The show, having undergone a few incarnations, has its origins in Steve Steinman’s appearance as Meatloaf on ‘Stars In Their Eyes’ over twenty five years ago but has grown into something of an institution. ‘The Rocky Horror Show’ started off as a short fringe production in upstairs of a pub and ‘Vampires Rock’ has undergone a not dissimilar transformation, increasing in popularity year on year as it is continuously refined. Whilst remaining Mr Steinman’s project, the show has the warm feel of an ensemble with the musicians being very much up front and part of the performance whilst the dancers also sing and help drive the story. The full complement of six actor/singers and five musicians give the impression of a much bigger cast and the overall feel is of a big-budget West End extravaganza.
Steve Steinman, as Baron Von Rockula broke the fourth wall from start to finish, having an almost intimate relationship with the audience in spite of the size of the venue. Long-time associate John Evans provided the ideal foil to the Baron as Bosley the Janitor, with the show at times being reminiscent of a Morecombe and Wise double act. Emily Clark stepped in on this, the final date of the tour, as the devilish Vampire Queen (the role she played in previous years’ productions) and was clearly at home in the role, giving powerful renditions of ‘Highway To Hell’ and ‘How Do I Get You Alone’. Hayley Russell was well cast as the innocent Roxey Honey Box, going on to prove she was more than capable of delivering great rock classics such as ‘Total Eclipse Of The Heart’ and ‘Poison’. A special note must be made of the performances of Trixabelle Bold and Victoria Hawley, effectively an excellent double act as the dancers and backing singers, taking the whole show up a notch with sensual choreography and backing vocals; nobody was overshadowed in ‘Vampires Rock’.

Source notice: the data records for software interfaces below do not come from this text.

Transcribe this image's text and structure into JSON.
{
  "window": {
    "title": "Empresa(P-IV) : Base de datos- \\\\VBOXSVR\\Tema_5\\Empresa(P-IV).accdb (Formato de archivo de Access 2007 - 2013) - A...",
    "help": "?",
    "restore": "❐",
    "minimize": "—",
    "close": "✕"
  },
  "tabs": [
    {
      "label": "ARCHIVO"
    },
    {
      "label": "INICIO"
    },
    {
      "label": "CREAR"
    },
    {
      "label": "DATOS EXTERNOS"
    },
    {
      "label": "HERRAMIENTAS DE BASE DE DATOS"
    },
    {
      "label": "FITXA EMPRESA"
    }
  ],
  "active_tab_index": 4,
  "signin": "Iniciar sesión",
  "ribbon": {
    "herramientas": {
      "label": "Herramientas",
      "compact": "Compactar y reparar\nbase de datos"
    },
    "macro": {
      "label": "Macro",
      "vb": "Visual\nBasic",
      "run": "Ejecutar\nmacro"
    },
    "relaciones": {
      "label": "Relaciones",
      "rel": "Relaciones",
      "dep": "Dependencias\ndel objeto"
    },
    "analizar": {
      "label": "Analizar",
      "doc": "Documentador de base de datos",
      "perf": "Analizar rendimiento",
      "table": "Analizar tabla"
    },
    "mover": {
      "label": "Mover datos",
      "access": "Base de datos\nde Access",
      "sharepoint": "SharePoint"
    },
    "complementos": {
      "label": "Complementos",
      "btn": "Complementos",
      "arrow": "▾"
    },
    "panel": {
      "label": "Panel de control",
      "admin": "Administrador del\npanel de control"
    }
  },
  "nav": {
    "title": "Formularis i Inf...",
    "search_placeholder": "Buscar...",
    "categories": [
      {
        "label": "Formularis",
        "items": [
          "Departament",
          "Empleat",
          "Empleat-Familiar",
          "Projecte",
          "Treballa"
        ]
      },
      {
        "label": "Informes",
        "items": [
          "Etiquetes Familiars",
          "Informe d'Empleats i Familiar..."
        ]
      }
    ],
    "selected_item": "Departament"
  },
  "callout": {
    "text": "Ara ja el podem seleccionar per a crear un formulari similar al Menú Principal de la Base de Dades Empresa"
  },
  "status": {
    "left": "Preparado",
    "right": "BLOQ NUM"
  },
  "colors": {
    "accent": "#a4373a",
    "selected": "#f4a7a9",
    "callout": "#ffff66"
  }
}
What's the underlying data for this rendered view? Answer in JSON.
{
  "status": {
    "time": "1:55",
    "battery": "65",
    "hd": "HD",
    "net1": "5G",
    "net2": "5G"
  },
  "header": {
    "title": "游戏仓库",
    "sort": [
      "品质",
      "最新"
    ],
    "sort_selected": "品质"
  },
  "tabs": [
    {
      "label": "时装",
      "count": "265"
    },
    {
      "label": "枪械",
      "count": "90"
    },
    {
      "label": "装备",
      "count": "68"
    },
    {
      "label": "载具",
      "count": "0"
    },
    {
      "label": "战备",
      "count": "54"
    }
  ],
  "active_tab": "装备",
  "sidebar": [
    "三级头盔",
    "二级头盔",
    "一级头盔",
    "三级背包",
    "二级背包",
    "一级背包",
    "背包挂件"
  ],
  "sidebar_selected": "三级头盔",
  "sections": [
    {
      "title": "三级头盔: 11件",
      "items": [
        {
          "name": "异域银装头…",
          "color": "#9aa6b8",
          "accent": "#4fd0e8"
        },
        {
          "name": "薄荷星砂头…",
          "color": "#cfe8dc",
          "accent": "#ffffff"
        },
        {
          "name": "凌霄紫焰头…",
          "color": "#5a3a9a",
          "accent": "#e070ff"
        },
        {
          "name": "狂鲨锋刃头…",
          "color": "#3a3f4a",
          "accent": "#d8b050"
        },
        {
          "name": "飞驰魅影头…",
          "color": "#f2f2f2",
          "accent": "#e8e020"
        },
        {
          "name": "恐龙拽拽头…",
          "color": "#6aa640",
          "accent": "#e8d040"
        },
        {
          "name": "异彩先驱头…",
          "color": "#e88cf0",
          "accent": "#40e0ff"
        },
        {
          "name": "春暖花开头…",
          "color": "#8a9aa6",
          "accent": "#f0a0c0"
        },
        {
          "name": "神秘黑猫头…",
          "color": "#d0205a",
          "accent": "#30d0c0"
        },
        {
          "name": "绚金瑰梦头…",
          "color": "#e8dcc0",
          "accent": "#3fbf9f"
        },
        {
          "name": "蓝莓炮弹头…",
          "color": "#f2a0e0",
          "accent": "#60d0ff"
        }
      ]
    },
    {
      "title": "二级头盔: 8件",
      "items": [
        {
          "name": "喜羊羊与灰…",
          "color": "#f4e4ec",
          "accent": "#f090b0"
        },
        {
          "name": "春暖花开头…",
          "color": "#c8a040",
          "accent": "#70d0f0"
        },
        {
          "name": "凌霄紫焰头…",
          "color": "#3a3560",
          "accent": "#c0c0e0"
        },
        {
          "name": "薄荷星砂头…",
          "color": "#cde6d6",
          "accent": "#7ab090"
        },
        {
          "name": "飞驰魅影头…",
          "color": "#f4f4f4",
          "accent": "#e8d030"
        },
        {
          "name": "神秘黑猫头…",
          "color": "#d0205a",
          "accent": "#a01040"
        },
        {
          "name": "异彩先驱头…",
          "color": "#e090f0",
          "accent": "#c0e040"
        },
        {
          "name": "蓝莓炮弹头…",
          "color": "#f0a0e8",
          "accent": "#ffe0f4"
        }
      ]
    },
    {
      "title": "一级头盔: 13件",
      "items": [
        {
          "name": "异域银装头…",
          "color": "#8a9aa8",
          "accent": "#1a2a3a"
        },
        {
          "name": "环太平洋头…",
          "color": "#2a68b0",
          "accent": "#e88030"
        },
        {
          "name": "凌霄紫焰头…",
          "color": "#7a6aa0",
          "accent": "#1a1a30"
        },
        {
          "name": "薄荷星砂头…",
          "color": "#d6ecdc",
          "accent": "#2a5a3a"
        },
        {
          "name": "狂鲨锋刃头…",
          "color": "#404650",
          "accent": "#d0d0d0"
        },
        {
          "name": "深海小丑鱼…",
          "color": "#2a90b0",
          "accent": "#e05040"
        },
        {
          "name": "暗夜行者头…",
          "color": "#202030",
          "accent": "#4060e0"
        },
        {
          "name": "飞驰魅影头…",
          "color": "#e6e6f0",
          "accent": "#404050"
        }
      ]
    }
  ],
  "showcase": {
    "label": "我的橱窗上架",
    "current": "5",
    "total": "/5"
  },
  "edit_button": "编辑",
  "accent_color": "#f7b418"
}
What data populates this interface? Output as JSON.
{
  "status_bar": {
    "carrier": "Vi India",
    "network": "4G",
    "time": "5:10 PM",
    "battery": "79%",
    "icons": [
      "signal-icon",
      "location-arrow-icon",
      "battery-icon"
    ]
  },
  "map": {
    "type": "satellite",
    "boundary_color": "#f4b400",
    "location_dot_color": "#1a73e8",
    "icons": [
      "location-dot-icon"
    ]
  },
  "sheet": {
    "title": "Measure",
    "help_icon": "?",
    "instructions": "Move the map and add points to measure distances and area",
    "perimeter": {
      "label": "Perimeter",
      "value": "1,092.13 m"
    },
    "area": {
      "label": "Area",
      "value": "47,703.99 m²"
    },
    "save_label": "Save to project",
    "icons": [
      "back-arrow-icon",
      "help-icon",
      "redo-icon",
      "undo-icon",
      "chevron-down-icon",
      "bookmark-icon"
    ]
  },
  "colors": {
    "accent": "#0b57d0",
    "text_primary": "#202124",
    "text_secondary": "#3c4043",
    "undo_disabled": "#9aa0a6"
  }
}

A review would be incomplete without particular attention of the band; five great musicians who each gave added energy and showmanship, moving seamlessly around the cast, clearly having as good a time as the audience. Henry Bird and Jamie Hiscox alternated in playing lead breaks through the extensive musical repertoire, either side of powerful skin-beater, Pete Jean. Bass player Zoe Parr took full advantage of a commanding position on the top level to strut her stuff, flanked on stage right by Andy Preston, adept at every rock genre on the keyboards. It was great to see such a competent band so intimately involved with the whole performance.
It may be all about soulless Vampires but if you don’t love ‘Vampires Rock’, you truly have no soul. Here’s to the 2020 tour!